By contrast, the life of the believer is, by definition, a life of transformation. "The proper response to the good news of the Kingdom of God was to become a follower of Jesus. When Jesus called disciples (followers, students, apprentices), he called them to spiritual transformation" (29). There is an intrinsic summons to becoming in this call, and again Bergler's study here reminds us of Bonhoeffer's famous, "When Christ calls a man, he bids him come and die." As Jesus said, "Whoever finds their life will lose it, and whoever loses their life for my sake will find it" (Matthew 10:39). Becoming a mature follower of Jesus is not an optional add-on for the Christian: "spiritual maturity is central, not incidental, to God's plan" (41).
A fellow from the leadership of a local megachurch once spoke to an acquaintance of mine, claiming that they do not spend much time emphasizing discipleship.
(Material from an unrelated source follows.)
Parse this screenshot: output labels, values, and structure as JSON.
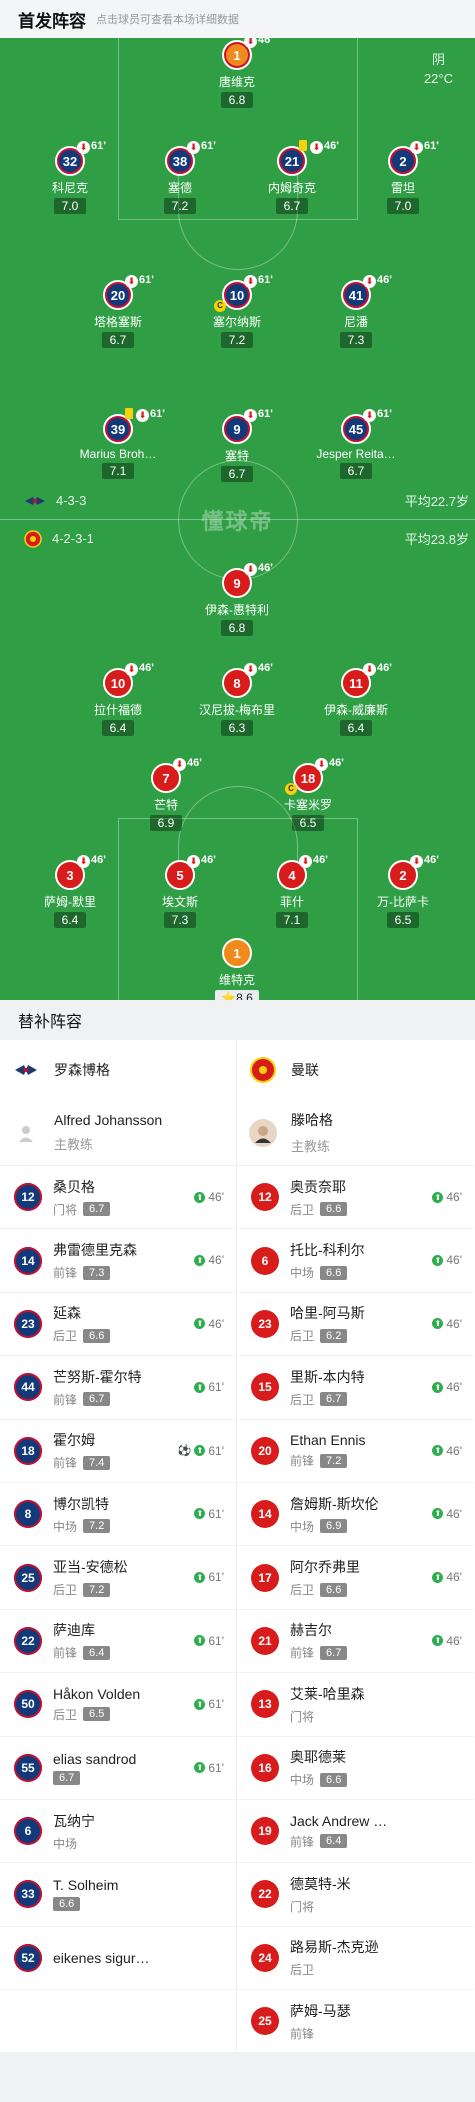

When questioned on this, the leader claimed that their church was there to "introduce" people to the gospel, and that that's what they were good at doing, but those who were interested in becoming more seriously committed could choose to pursue such an endeavor on their own desire. In other words, this entire church, considered as a national influence on evangelicalism, is structured to the lowest-common-denominator of the church experience. And they are known for putting on a good show, and having some noted programs. But what is lacking from their community DNA is the transformative experience of the gospel. And, as the data would back up, they have a great number of people in attendance who are not becoming mature Christians.
The need for mature disciples of Jesus within the modern American church is great. "The character qualities that the Holy Spirit produces in the mature follower of Jesus are especially oriented toward building loving human relationships" (43). This is a journey on which every believer may embark, if there is a desire to be a disciple. Those who move in this direction are not without flaw, and they are certainly not perfect (42). (And, for those reading out of a Wesleyan-Holiness tradition, there is room to talk on the use of this word, without contradicting the points made here.)
Bergler suggests that The Shape of Spiritual Maturity is built around three elements: 1) it is desirable; 2) it is attainable; 3) it is visible (48–49). These he fills in with good discussion, but I will not take the time to unpack the details here. Overall, his point is simply, "Far from being the end point of spiritual growth, spiritual maturity is the base camp from which ascent of the mountain of holiness can begin in earnest" (48). I must wholeheartedly agree with this perspective, for the movement towards God is a summons to be like him, which means that we must become less like ourselves – this is sanctification, this is maturity, this is losing one's life in order to find it.
Is this still a possibility for the American church?
Do there remain any disciples who are willing to grow up in Christ Jesus?